Ultimately, the most successful societies find the balance between the twin virtues of inequality of outcomes and equality of opportunity.
The new politics must marry the twin virtues of unequal outcomes and equality of opportunity.
When too few get too much everybody loses.
Feminism is about women living their lives on their own terms, marshalling the resources of the society to make that possible, and men embracing this as vital to a successful society and their own liberation.
Can it be that striving for equality of opportunity however imperfect the process not only benefits the individual but also creates benefits for the society that are unintended but wonderful?
Economics must be a 'moral enterprise' as much as politics claims to be. Economic outcomes need to be framed in terms of right and wrong not just efficiency if only because these often align in surprising ways that are good for society and the economy.
My vision of Canada is that any Canadian child from a family of limited circumstance can expect to have a chance at lifetime of unlimited opportunities.

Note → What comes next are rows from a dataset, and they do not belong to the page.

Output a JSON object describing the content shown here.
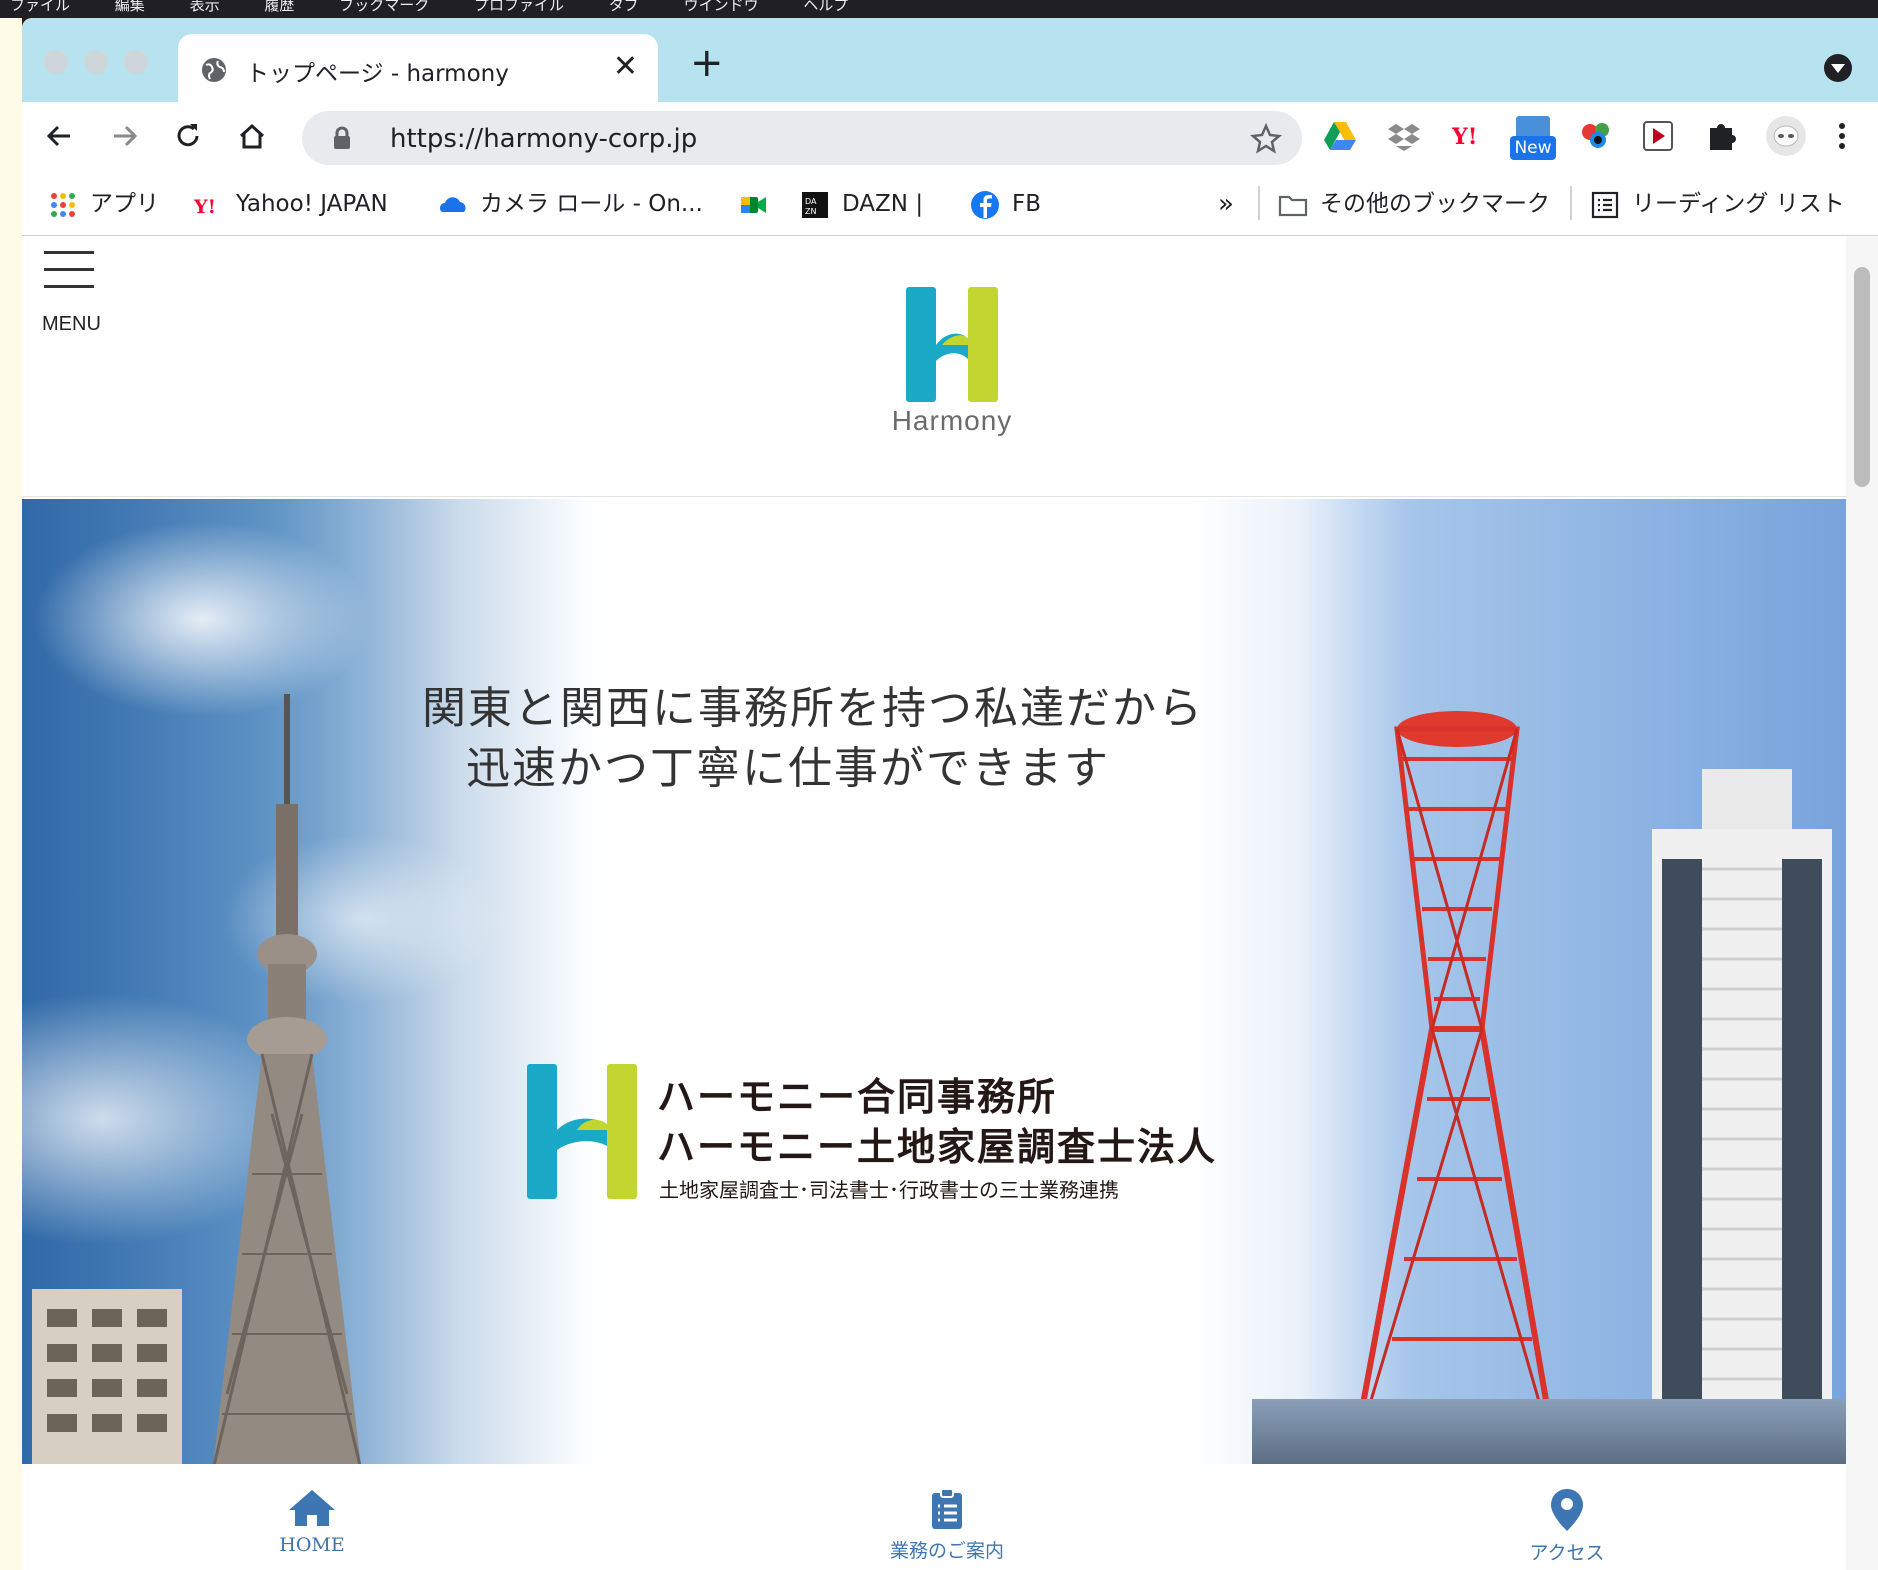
{
  "mac_menu": [
    "ファイル",
    "編集",
    "表示",
    "履歴",
    "ブックマーク",
    "プロファイル",
    "タブ",
    "ウインドウ",
    "ヘルプ"
  ],
  "tab": {
    "title": "トップページ - harmony",
    "close": "✕",
    "new_tab": "+"
  },
  "toolbar": {
    "url": "https://harmony-corp.jp",
    "ext_new_badge": "New"
  },
  "bookmarks": {
    "apps": "アプリ",
    "yahoo": "Yahoo! JAPAN",
    "camera": "カメラ ロール - On...",
    "dazn": "DAZN |",
    "fb": "FB",
    "overflow": "»",
    "other": "その他のブックマーク",
    "reading": "リーディング リスト"
  },
  "site": {
    "menu_label": "MENU",
    "logo_text": "Harmony",
    "tagline_1": "関東と関西に事務所を持つ私達だから",
    "tagline_2": "迅速かつ丁寧に仕事ができます",
    "corp_line1": "ハーモニー合同事務所",
    "corp_line2": "ハーモニー土地家屋調査士法人",
    "corp_sub": "土地家屋調査士･司法書士･行政書士の三士業務連携"
  },
  "bottom_nav": [
    {
      "label": "HOME",
      "icon": "home-icon"
    },
    {
      "label": "業務のご案内",
      "icon": "clipboard-list-icon"
    },
    {
      "label": "アクセス",
      "icon": "map-pin-icon"
    }
  ],
  "colors": {
    "logo_blue": "#1ba9c8",
    "logo_green": "#c2d530",
    "nav_blue": "#3d76b3",
    "tab_strip": "#b6e3ef"
  }
}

Free trade is a wonderful thing. Time and time again economists have proven that free trade creates enormous wealth for each country 'on the whole'. Historians have shown that free trade is usually associated with rising political, social and cultural liberty. The perennial problem is that free trade always creates tremendous disruption for thousands even millions of individuals often concentrated in one geography, and where the state is idle, not investing in best in class instruments of social justice, free trade can be a permanent ticket out of the middle class, down, not up.
Tax policy should be founded on the principle of generating steady tax revenues sufficient to maximise environmentally sustainable economic growth in order to fund fair government.
Public policy should be designed to decrease inequality before the law and increase equality of opportunity.
Capitalism is not the problem; the problem is what we do with capitalism.
Content is always more difficult to argue than conspiracy.
Let the state regulate and the market operate (most things).
Welfare strategies are best designed as a hand up, not as a hand out.
Political debate should not be fact free fighting.
Explanation lasts longer than eloquence.
Always favour empowerment over dependency.
The most enduring public figures are embraced for the causes they fought for and not the concept of themselves they hoped others would remember them by.
Find your voice and don't be the echo of somebody else.
It is possible to operate on two different levels: the practical, cautious and conservative; and the realm of ideas, open, free, and radical.